Florida lawmakers have greenlighted Gov. Ron DeSantis’ plan to speed up 20 highway construction projects across the state.
When the Legislative Session ended last week, DeSantis brought up his Moving Florida Forward program, saying the initiative will “meet the needs of a growing state.”
“I requested $4 billion for the Moving Florida Forward so we can get ahead of some of these traffic problems,” DeSantis said in a press conference after legislators passed a $117 billion budget. “Some of these items may take 20 years. I want to accelerate that to get it done much sooner, and the Legislature responded.”
DeSantis’ Moving Florida Forward also requires borrowing an additional $3 billion as the state invests in a four-year, $7 billion road construction project to address some of the most traffic congested parts of the state.
Some of those prioritized projects include reconstructing Interstate 4 from ChampionsGate to the Osceola Parkway in Central Florida; redesigning the Interstate 95 and U.S. 1 interchange in Ormond Beach; widening a portion of Interstate 75 in Southwest Florida near Fort Myers and Naples; and reconstructing the Fruitville Road interchange in Sarasota County.

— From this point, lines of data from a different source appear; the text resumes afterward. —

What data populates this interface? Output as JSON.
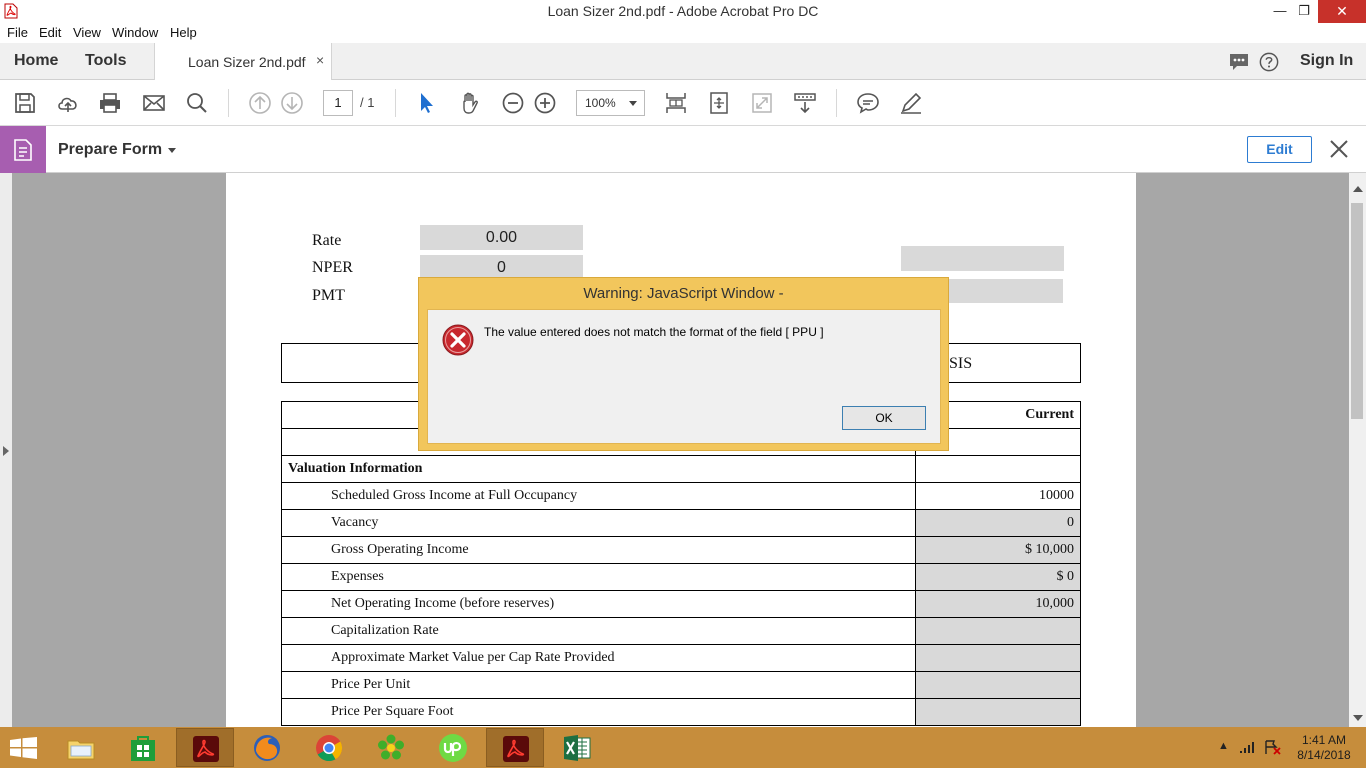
{
  "window": {
    "title": "Loan Sizer 2nd.pdf - Adobe Acrobat Pro DC",
    "controls": {
      "minimize": "—",
      "maximize": "❐",
      "close": "✕"
    }
  },
  "menu": [
    "File",
    "Edit",
    "View",
    "Window",
    "Help"
  ],
  "tabs": {
    "home": "Home",
    "tools": "Tools",
    "document": "Loan Sizer 2nd.pdf",
    "close": "×",
    "sign_in": "Sign In"
  },
  "toolbar": {
    "page_current": "1",
    "page_total": "/ 1",
    "zoom": "100%",
    "icons": [
      "save-icon",
      "cloud-upload-icon",
      "print-icon",
      "mail-icon",
      "search-icon",
      "page-up-icon",
      "page-down-icon",
      "select-arrow-icon",
      "hand-icon",
      "zoom-out-icon",
      "zoom-in-icon",
      "fit-page-icon",
      "full-screen-icon",
      "read-mode-icon",
      "scroll-icon",
      "comment-icon",
      "pen-icon"
    ]
  },
  "form_bar": {
    "label": "Prepare Form",
    "edit": "Edit"
  },
  "document": {
    "rate_label": "Rate",
    "rate_value": "0.00",
    "nper_label": "NPER",
    "nper_value": "0",
    "pmt_label": "PMT",
    "header_tail": "SIS",
    "column_current": "Current",
    "section": "Valuation Information",
    "rows": [
      {
        "label": "Scheduled Gross Income at Full Occupancy",
        "value": "10000",
        "shaded": false
      },
      {
        "label": "Vacancy",
        "value": "0",
        "shaded": true
      },
      {
        "label": "Gross Operating Income",
        "value": "$ 10,000",
        "shaded": true
      },
      {
        "label": "Expenses",
        "value": "$ 0",
        "shaded": true
      },
      {
        "label": "Net Operating Income (before reserves)",
        "value": "10,000",
        "shaded": true
      },
      {
        "label": "Capitalization Rate",
        "value": "",
        "shaded": true
      },
      {
        "label": "Approximate Market Value per Cap Rate Provided",
        "value": "",
        "shaded": true
      },
      {
        "label": "Price Per Unit",
        "value": "",
        "shaded": true
      },
      {
        "label": "Price Per Square Foot",
        "value": "",
        "shaded": true
      }
    ]
  },
  "dialog": {
    "title": "Warning: JavaScript Window -",
    "message": "The value entered does not match the format of the field [ PPU ]",
    "ok": "OK"
  },
  "taskbar": {
    "time": "1:41 AM",
    "date": "8/14/2018"
  },
  "colors": {
    "taskbar": "#c68d3c",
    "dialog_frame": "#f2c65c",
    "form_badge": "#a75eb0",
    "accent_blue": "#2d7cd2",
    "field_gray": "#d9d9d9"
  }
}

“I don’t think we can wait 20 years to get this type of relief,” DeSantis said in January when he announced his plan that was intended to speed up some of the road construction projects that might otherwise take two decades to complete. “These are all projects in the pipeline. They have been approved by local communities. They are really ready to get going, we just need to put the funds in place.”

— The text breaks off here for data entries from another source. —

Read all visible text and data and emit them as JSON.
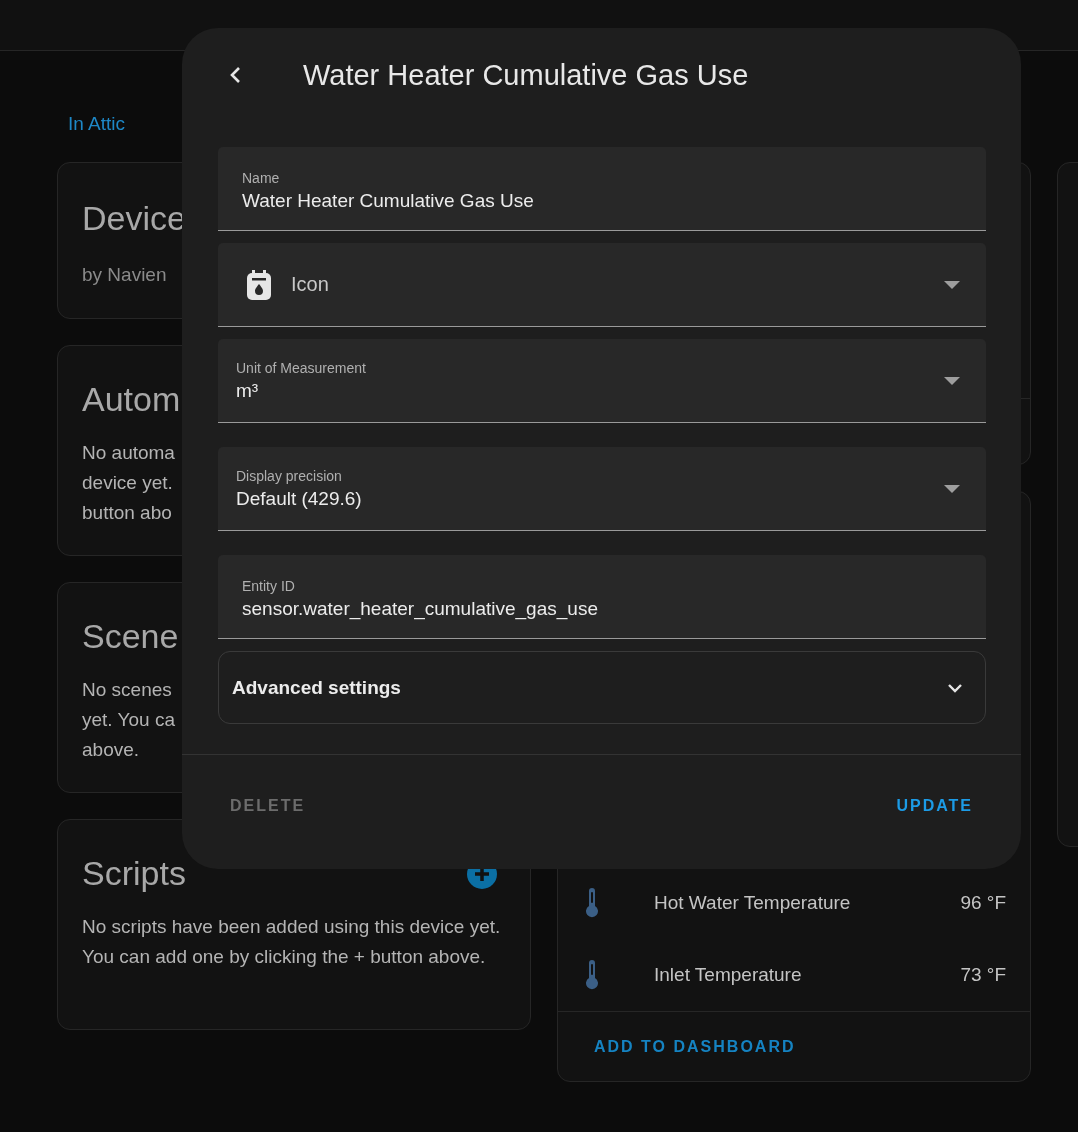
{
  "breadcrumb": "In Attic",
  "left_cards": [
    {
      "kind": "info",
      "title": "Device",
      "lines": [
        "by Navien"
      ]
    },
    {
      "kind": "section",
      "title": "Autom",
      "lines": [
        "No automa",
        "device yet.",
        "button abo"
      ]
    },
    {
      "kind": "section",
      "title": "Scene",
      "lines": [
        "No scenes",
        "yet. You ca",
        "above."
      ]
    }
  ],
  "scripts_card": {
    "title": "Scripts",
    "text": "No scripts have been added using this device yet. You can add one by clicking the + button above."
  },
  "sensors_card": {
    "rows": [
      {
        "name": "Hot Water Temperature",
        "value": "96 °F"
      },
      {
        "name": "Inlet Temperature",
        "value": "73 °F"
      }
    ],
    "action": "ADD TO DASHBOARD"
  },
  "dialog": {
    "title": "Water Heater Cumulative Gas Use",
    "fields": [
      {
        "kind": "text",
        "label": "Name",
        "value": "Water Heater Cumulative Gas Use"
      },
      {
        "kind": "icon",
        "placeholder": "Icon"
      },
      {
        "kind": "select",
        "label": "Unit of Measurement",
        "value": "m³"
      },
      {
        "kind": "select",
        "label": "Display precision",
        "value": "Default (429.6)"
      },
      {
        "kind": "text",
        "label": "Entity ID",
        "value": "sensor.water_heater_cumulative_gas_use"
      }
    ],
    "advanced": {
      "label": "Advanced settings",
      "expanded": false
    },
    "delete": {
      "label": "DELETE",
      "disabled": true
    },
    "update": {
      "label": "UPDATE"
    }
  }
}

Florida Department of Transportation (FDOT) Secretary Jared Perdue had called Moving Florida Forward the largest investment in road construction in his 20-year career with the state.
However, some lawmakers had expressed concerns it might be too ambitious for FDOT, which also received a $13.6 billion budget for its typical work program.
“I’m not sure DOT can do $4 billion worth projects in one year with all their other work programs,” said Sen. Ed Hooper, a Clearwater Republican who oversees the Senate Transportation, Tourism and Economic Development Appropriations Subcommittee, when the two chambers were in budget conference talks last month.
Ultimately, however, the $4 billion was included in the state’s spending plan.